Edición: Julio – Setiembre 2021
Joham Choque-Velasquez,1 Juha Hernesniemi.1,2
E-mail: *Joham Choque-Velasquez, email@example.com; firstname.lastname@example.org
Joham Choque-Velasquez, MD, PhD.
Department of Neurosurgery, Helsinki University Hospital,
Topeliuksenkatu 5, 00260 Helsinki, Finland
Immediate and long-term outcomes after treating patients with pineal region cysts and tumors are not well established. The centralized Finnish health care and the Finnish population register offer excellent registry systems for long-term retrospective studies. This thesis aimed to investigate the long-term outcomes of surgically treated pineal region cysts and tumors based on three elements developed in Helsinki University Hospital along the study period: a. the complete microsurgical resection; b. the praying sitting
position, and c. the paramedian supracerebellar infratentorial approach.
Pineal region neoplasms are well-recognized entities. However, quantitative parameters to differentiate normal anatomical variations from pathological benign pineal cysts are currently inexistent. Thus, we studied the correlation between the pineal cyst size and the clinical severity of the patients.
This thesis presents one of the most comprehensive long-term studies of surgically treated pineal region cysts and tumors. The long-term survival, clinical, and radiological outcomes present here were superior to those reported in the literature. Each publication includes a subgroup of the 147 consecutive surgically treated patients with pineal region lesions operated in the Department of Neurosurgery of Helsinki University Hospital between 1997 and 2015. We found a direct correlation between the pineal cyst
diameters and the severity of the disease. Thus, a surgically treated pineal cyst appeared a clinically progressive disease with average cyst diameters running between 15mm and 25mm and hydrocephalus at the last stage.

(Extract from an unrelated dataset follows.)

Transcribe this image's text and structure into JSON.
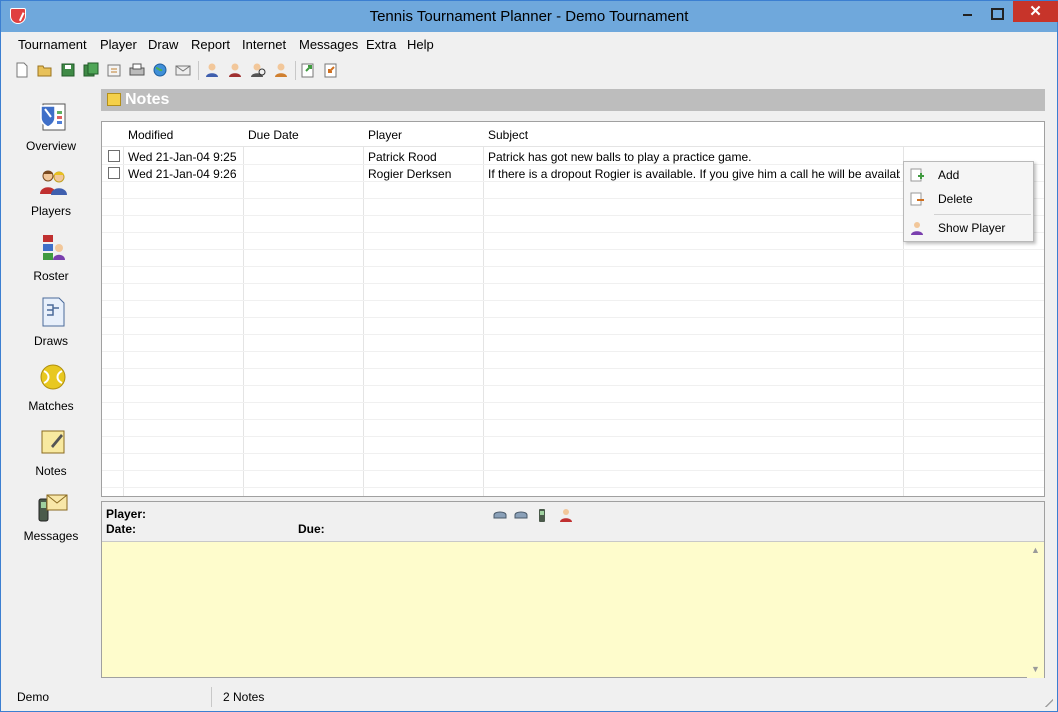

The short- and long-term postoperative functional status of the pineal cyst patients improved after surgery in all except one patient. 97% of the pineal cyst patients achieved complete cyst removal without noticed recurrence nor mortality at 149 ± 62 months. The disease mortality of the patients with surgically treated pineal region tumors reached 18% at 125 ± 105 months of follow-up. Overall, patients with complete tumor removal had superior disease survival and tumor-free imaging outcomes compared to those with
incomplete resected neoplasms. However, the extent of resection did not appear to influence the survival rates of diffuse glioma patients.
Venous air embolism was present in 35% of patients undergoing praying sitting position for pineal region surgery. Severe venous air embolism was absent in the studied series. Among all pre- and intraoperative variables, the only venous injury was associated with venous air embolism. Thus, following proper anesthetic and surgical considerations, the sitting praying position in pineal region surgery does not harbor high risks for severe venous air embolism. Lately, the developed paramedian approach resulted in more functional and safer modification of the conventional midline supracerebellar approach. The effectiveness of the two approaches remained similar in terms of clinical, radiological, and survival outcomes.